Much Gratitude and Love to you and yours as we step into the holidays for 2013. Please take a moment to remember those who can’t be with their families for whatever reasons, and spread your joy wherever you go.
We’re still close enough to WWII in years that I have memories of my grandparents talking about how they survived the war on the home front .
A memory that sticks with me is of my Great Uncle Hank, my grandmother’s brother, who was late to work on the day there was a horrible plane crash– a P-40 crashed into the Curtiss aircraft factory where my Uncle worked. Uncle Hank lived to tell the story, but many didn’t. There’s a good article on it here if you’re interested in the facts. I often mention how proud I am to be a Buffalo native, and this tangible tie to WWII, its heroes and heroines and the immeasurable sacrifice of the Home Front during WWII highlights why.
Do you have WWII memories passed down in your family? Please share them–we need to keep their stories alive.
When war hits, a nation learns to adapt and throw every resource possible into the fight. In WWII women knit socks, sweaters and more for their soldiers.
For the War in Afghanistan and Iraq, I know of several groups and friends who have knit helmet liners for our troops. I’m an avid knitter and it’s so easy to get caught up in the luxuries of my craft–beautiful hybrid fibers dyed in magnificent colors. Yet when a soldier’s life is on the line, it’s the simple, tried-and-true items that count. Socks, a cap, gloves.
If you visit London it’s hard to imagine the sky filled with WWII aircraft. Today’s weapons systems and detection equipment make the Battle of Britain seem as though it were a millennia ago instead of less than a century. This is why it’s so important to accurately preserve the historical events, and when possible, the actual military platforms that made Allied victory a reality. One of our family’s favorite trips was to the many different museums in London. In the photo you can see a Spitfire, with Steve in the photo to give an idea of scale.
WWII was fraught with bombings as evidenced by the massive destruction in major cities across the continent and of course, in London.
When we lived in Moscow I had the opportunity to use the Metro daily. Each quick trip to a market or museum was steeped in WWII history, as the Moscow Metro was used as a bomb shelter during WWII.

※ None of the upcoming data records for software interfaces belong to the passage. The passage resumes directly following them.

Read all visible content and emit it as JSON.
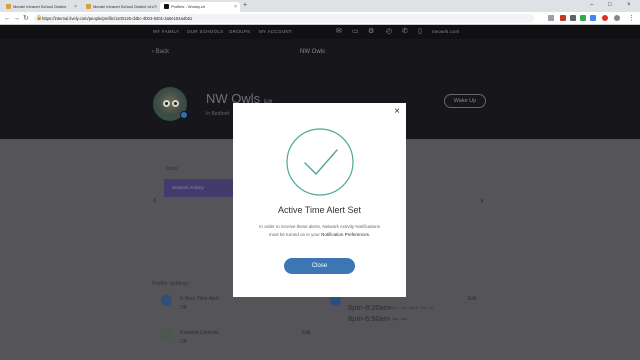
{
  "browser": {
    "tabs": [
      {
        "label": "Meraki Intranet School District",
        "active": false
      },
      {
        "label": "Meraki Intranet School District Uni...",
        "active": false
      },
      {
        "label": "Profiles - Wonky.ch",
        "active": true
      }
    ],
    "url": "https://internal.lively.com/people/profile/1100125-d4bc-4b04-9201-3a0e104a4b51",
    "new_tab": "+"
  },
  "site_nav": {
    "links": [
      "MY FAMILY",
      "OUR SCHOOLS",
      "GROUPS",
      "MY ACCOUNT"
    ],
    "user_label": "nwowls.com"
  },
  "profile": {
    "back_label": "Back",
    "page_title": "NW Owls",
    "name": "NW Owls",
    "name_suffix": "Edit",
    "subtitle": "In Bedford",
    "wake_up_label": "Wake Up"
  },
  "body": {
    "today_label": "Today",
    "alert_strip_text": "Network Activity",
    "settings_title": "Profile Settings",
    "settings": [
      {
        "label": "5-Hour Time Alert",
        "value": "Off",
        "edit": "Edit"
      },
      {
        "label": "Parental Controls",
        "value": "Off",
        "edit": "Edit"
      }
    ],
    "schedule": [
      {
        "time": "6pm-8:20am",
        "note": "Mon, Tue, Wed, Thu, Fri"
      },
      {
        "time": "8pm-6:50am",
        "note": "Sat, Sun"
      }
    ],
    "schedule_edit": "Edit"
  },
  "modal": {
    "title": "Active Time Alert Set",
    "body_pre": "In order to receive these alerts, Network Activity Notifications must be turned on in your",
    "body_link": "Notification Preferences",
    "body_post": ".",
    "close_label": "Close",
    "close_icon": "×"
  },
  "colors": {
    "accent": "#3c77b4",
    "check": "#4fa79a"
  }
}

It isn’t hard to imagine masses of people huddled in these tunnels, hoping they’d survive, that their homes would still be there when they crawled out.
This fearsome bomber has the ability to spark the imagination of the most history-adverse student. Featured in the movie The Memphis Belle, the B-17 is remembered and honored not as much for its power and bombing missions over German territory during WWII, but for the unparalleled heroism of its crew. It was an easy choice for the WWII aircraft that I featured in NAVY RULES during a present-day air show. It was tough to write the emergency landing scene–even in fiction I didn’t want to harm this iconic warbird!